A screen stating ‘This Film Should Be Played Loud’ starts the film in large, bold, text and it’s understandable why.
When a no-wave punk band move into an artist’s apartment building in Union Square, NYC, the constant noise and bickering of the people around him drive him to insanity, causing him to pick up a power drill and hunt the streets for the homeless population to brutally murder.
As with a lot of Arrow’s releases, the artwork for these movies has always played a crucial role in their image to the public, and without doubt The Driller Killer is the most important one of all. In an era where small video labels were marketing their video releases in the most extreme ways possible, in order to profit from the loopholes that allowed them to sell movies not seen in the cinema, the sight of a man’s head being drilled open with promises of intense gore caught the eyes of the censors and other busybodies.
And thus the video nasty was born, with The Driller Killer being the poster child and being singled out as being almost entirely responsible. The irony being, like a lot of the movies that made the list, the marketing was certainly the only reason as the content of the movie is surprisingly tame.
More arthouse than horror, the majority of the film feels more fly on the wall of how the late 70s New York punk and art scene really looked. It’s no doubt a fascinating times for many people for a multitude of reasons, so to get such a raw look back at it might overshadow any feelings it might have generated on it’s release. Union Square is now a hub of the city, with multiple subway lines converging and tons of foot traffic going through it every day. To say it’s ‘safe’ is an understatement, whereas the area 40 years ago looked and felt a lot different. The Manhattan as portrayed in films like this has almost entirely disappeared, thus the cult status of these titles.

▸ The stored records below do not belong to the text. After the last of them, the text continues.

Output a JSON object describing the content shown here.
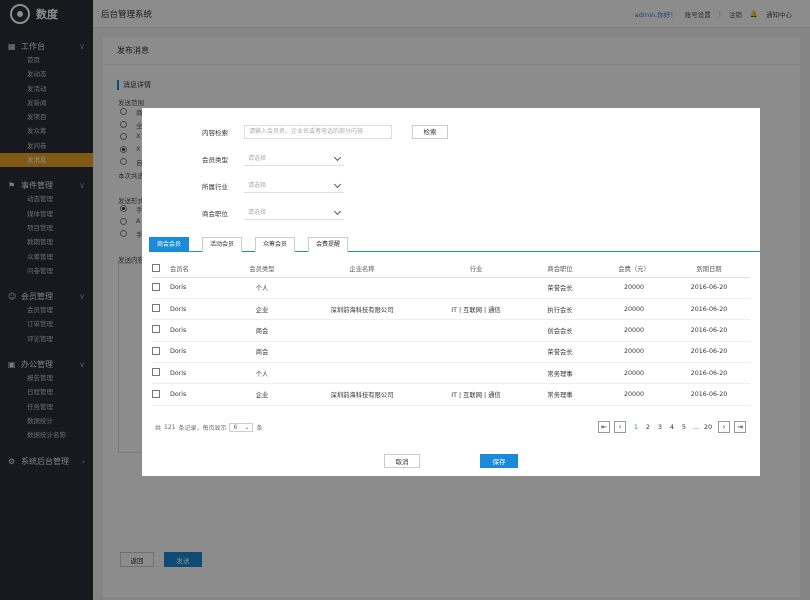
{
  "logo": {
    "text": "数度"
  },
  "header": {
    "title": "后台管理系统",
    "user": "admin,你好！",
    "account_settings": "账号设置",
    "sep": "|",
    "logout": "注销",
    "notify": "通知中心"
  },
  "sidebar": {
    "groups": [
      {
        "title": "工作台",
        "icon": "grid-icon",
        "items": [
          "首页",
          "发动态",
          "发活动",
          "发新闻",
          "发项目",
          "发众筹",
          "发问卷",
          "发消息"
        ],
        "active": 7
      },
      {
        "title": "事件管理",
        "icon": "flag-icon",
        "items": [
          "动态管理",
          "媒体管理",
          "项目管理",
          "教期管理",
          "众筹管理",
          "问卷管理"
        ]
      },
      {
        "title": "会员管理",
        "icon": "users-icon",
        "items": [
          "会员管理",
          "订单管理",
          "评论管理"
        ]
      },
      {
        "title": "办公管理",
        "icon": "office-icon",
        "items": [
          "报告管理",
          "日程管理",
          "任务管理",
          "数据统计",
          "数据统计名称"
        ]
      },
      {
        "title": "系统后台管理",
        "icon": "gear-icon",
        "items": []
      }
    ]
  },
  "page": {
    "title": "发布消息",
    "section": "消息详情",
    "scope_label": "发送范围",
    "scope_opts": [
      "商",
      "全",
      "X",
      "X",
      "自"
    ],
    "count_note": "本次共选",
    "method_label": "发送形式",
    "method_opts": [
      "手",
      "A",
      "手"
    ],
    "content_label": "发送内容",
    "back": "返回",
    "send": "发送"
  },
  "modal": {
    "search_label": "内容检索",
    "search_placeholder": "请输入会员名、企业名或者电话的部分内容",
    "search_button": "检索",
    "member_type_label": "会员类型",
    "industry_label": "所属行业",
    "position_label": "商会职位",
    "select_placeholder": "请选择",
    "tabs": [
      "商会会员",
      "活动会员",
      "众筹会员",
      "会费提醒"
    ],
    "columns": [
      "会员名",
      "会员类型",
      "企业名称",
      "行业",
      "商会职位",
      "会费（元）",
      "到期日期"
    ],
    "rows": [
      [
        "Doris",
        "个人",
        "",
        "",
        "荣誉会长",
        "20000",
        "2016-06-20"
      ],
      [
        "Doris",
        "企业",
        "深圳前海科技有限公司",
        "IT | 互联网 | 通信",
        "执行会长",
        "20000",
        "2016-06-20"
      ],
      [
        "Doris",
        "商会",
        "",
        "",
        "创会会长",
        "20000",
        "2016-06-20"
      ],
      [
        "Doris",
        "商会",
        "",
        "",
        "荣誉会长",
        "20000",
        "2016-06-20"
      ],
      [
        "Doris",
        "个人",
        "",
        "",
        "常务理事",
        "20000",
        "2016-06-20"
      ],
      [
        "Doris",
        "企业",
        "深圳前海科技有限公司",
        "IT | 互联网 | 通信",
        "常务理事",
        "20000",
        "2016-06-20"
      ]
    ],
    "pager": {
      "pre": "共",
      "total": "121",
      "mid": "条记录，每页显示",
      "per_page": "6",
      "post": "条",
      "pages": [
        "1",
        "2",
        "3",
        "4",
        "5",
        "...",
        "20"
      ],
      "current": "1"
    },
    "cancel": "取消",
    "save": "保存"
  },
  "colors": {
    "accent": "#1a8bd8",
    "active_nav": "#e8a11f",
    "sidebar": "#2b2f38"
  }
}
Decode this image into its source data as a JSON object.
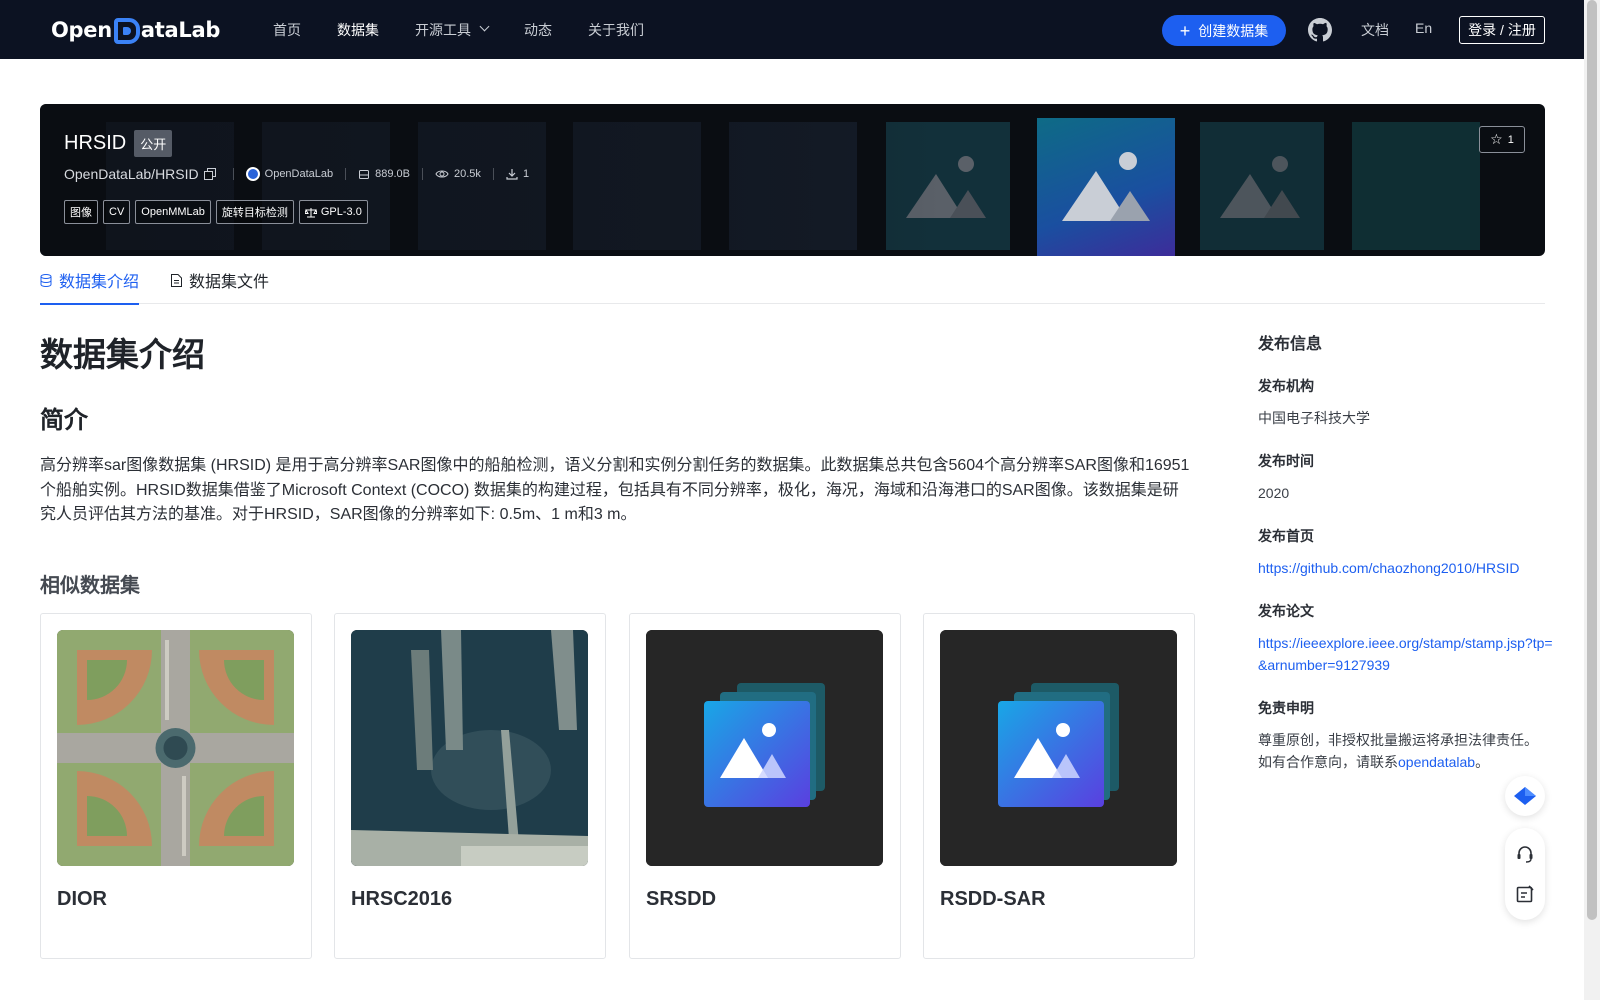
{
  "nav": {
    "logo_text_left": "Open",
    "logo_text_right": "ataLab",
    "links": [
      "首页",
      "数据集",
      "开源工具",
      "动态",
      "关于我们"
    ],
    "create_button": "创建数据集",
    "docs": "文档",
    "lang": "En",
    "login": "登录 / 注册"
  },
  "dataset": {
    "name": "HRSID",
    "visibility": "公开",
    "repo": "OpenDataLab/HRSID",
    "org": "OpenDataLab",
    "size": "889.0B",
    "views": "20.5k",
    "downloads": "1",
    "tags": [
      "图像",
      "CV",
      "OpenMMLab",
      "旋转目标检测"
    ],
    "license": "GPL-3.0",
    "stars": "1"
  },
  "tabs": [
    "数据集介绍",
    "数据集文件"
  ],
  "content": {
    "title": "数据集介绍",
    "section_title": "简介",
    "intro": "高分辨率sar图像数据集 (HRSID) 是用于高分辨率SAR图像中的船舶检测，语义分割和实例分割任务的数据集。此数据集总共包含5604个高分辨率SAR图像和16951个船舶实例。HRSID数据集借鉴了Microsoft Context (COCO) 数据集的构建过程，包括具有不同分辨率，极化，海况，海域和沿海港口的SAR图像。该数据集是研究人员评估其方法的基准。对于HRSID，SAR图像的分辨率如下: 0.5m、1 m和3 m。",
    "similar_title": "相似数据集",
    "similar": [
      {
        "name": "DIOR"
      },
      {
        "name": "HRSC2016"
      },
      {
        "name": "SRSDD"
      },
      {
        "name": "RSDD-SAR"
      }
    ]
  },
  "sidebar": {
    "heading": "发布信息",
    "org_label": "发布机构",
    "org_value": "中国电子科技大学",
    "time_label": "发布时间",
    "time_value": "2020",
    "home_label": "发布首页",
    "home_value": "https://github.com/chaozhong2010/HRSID",
    "paper_label": "发布论文",
    "paper_value": "https://ieeexplore.ieee.org/stamp/stamp.jsp?tp=&arnumber=9127939",
    "disclaimer_label": "免责申明",
    "disclaimer_line1": "尊重原创，非授权批量搬运将承担法律责任。",
    "disclaimer_line2_prefix": "如有合作意向，请联系",
    "disclaimer_link": "opendatalab",
    "disclaimer_suffix": "。"
  },
  "colors": {
    "nav_bg": "#0c1222",
    "accent": "#1d5ff0",
    "banner_bg": "#0a0d12"
  }
}
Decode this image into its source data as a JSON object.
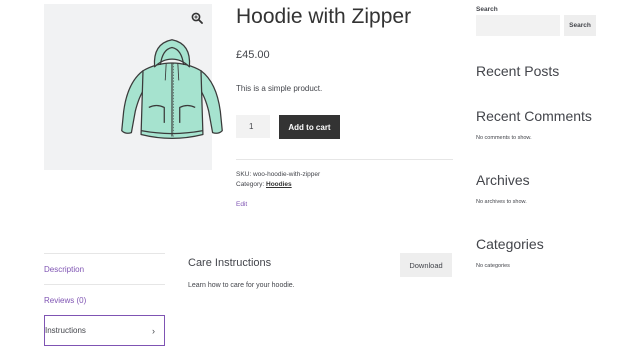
{
  "product": {
    "title": "Hoodie with Zipper",
    "price": "£45.00",
    "short_description": "This is a simple product.",
    "quantity": "1",
    "add_to_cart_label": "Add to cart",
    "sku_label": "SKU:",
    "sku": "woo-hoodie-with-zipper",
    "category_label": "Category:",
    "category": "Hoodies",
    "edit_label": "Edit",
    "image_alt_icon": "zoom-in-icon"
  },
  "tabs": [
    {
      "label": "Description",
      "active": false
    },
    {
      "label": "Reviews (0)",
      "active": false
    },
    {
      "label": "Instructions",
      "active": true,
      "icon": "chevron-right-icon"
    }
  ],
  "panel": {
    "title": "Care Instructions",
    "text": "Learn how to care for your hoodie.",
    "download_label": "Download"
  },
  "sidebar": {
    "search_label": "Search",
    "search_placeholder": "",
    "search_button": "Search",
    "widgets": [
      {
        "title": "Recent Posts",
        "text": ""
      },
      {
        "title": "Recent Comments",
        "text": "No comments to show."
      },
      {
        "title": "Archives",
        "text": "No archives to show."
      },
      {
        "title": "Categories",
        "text": "No categories"
      }
    ]
  },
  "colors": {
    "accent": "#7f54b3",
    "button_dark": "#333333",
    "hoodie": "#a6e3cf"
  }
}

With only a few brief segments of violence, mainly in the middle of the film where the majority of the murders takes place, those expecting a typical gory slasher will undoubtedly be disappointed that the hype was based on marketing and nothing else. From that point of view, The Driller Killer is essentially a throwaway title, but the marketing simply betrays what the movie was even about. With a slow pace, low budget, dubious acting and many other elements facing it, it’s clear that it would be difficult to sell without a gimmick. It’s a trick still used by many studios today, where many dramas are sold as comedies, and foreign films have a suspicious lack of dialog in their trailers. The Driller Killer probably offers more to audiences now than it did on original release, as it offers us a look at the beginning of Abel Ferrera’s serious filmmaking prior to making titles such as Bad Lieutenant and King of New York.
With 2 versions of the film, in both 1.37:1 and 1.85:1 aspect ratios, Arrow have ensured that everyone is able to watch The Driller Killer in whichever presentation they want. With only a $20,000 budget and shot on 16mm, there’s no doubt it’s a rough looking film, but the print is in good condition for the most part and fans will certainly be impressed with the audio and video treatment.
Sporting a new commentary, a feature length documentary of the locations in NYC that inspired the director, and the usual trailers and interviews, there’s certainly enough on the disc to interest those with an interest in the movie, something which Arrow have certainly made a good name for themselves in providing on these kinds of releases.
The Driller Killer might not be the film you expect if you’re a first time viewer, but it’s certainly a lot more interesting than the generic slashers of the time. With its history in the 1984 video licensing act in the United Kingdom, it’s absolutely considered an important film there than maybe it would be in the US. James Connors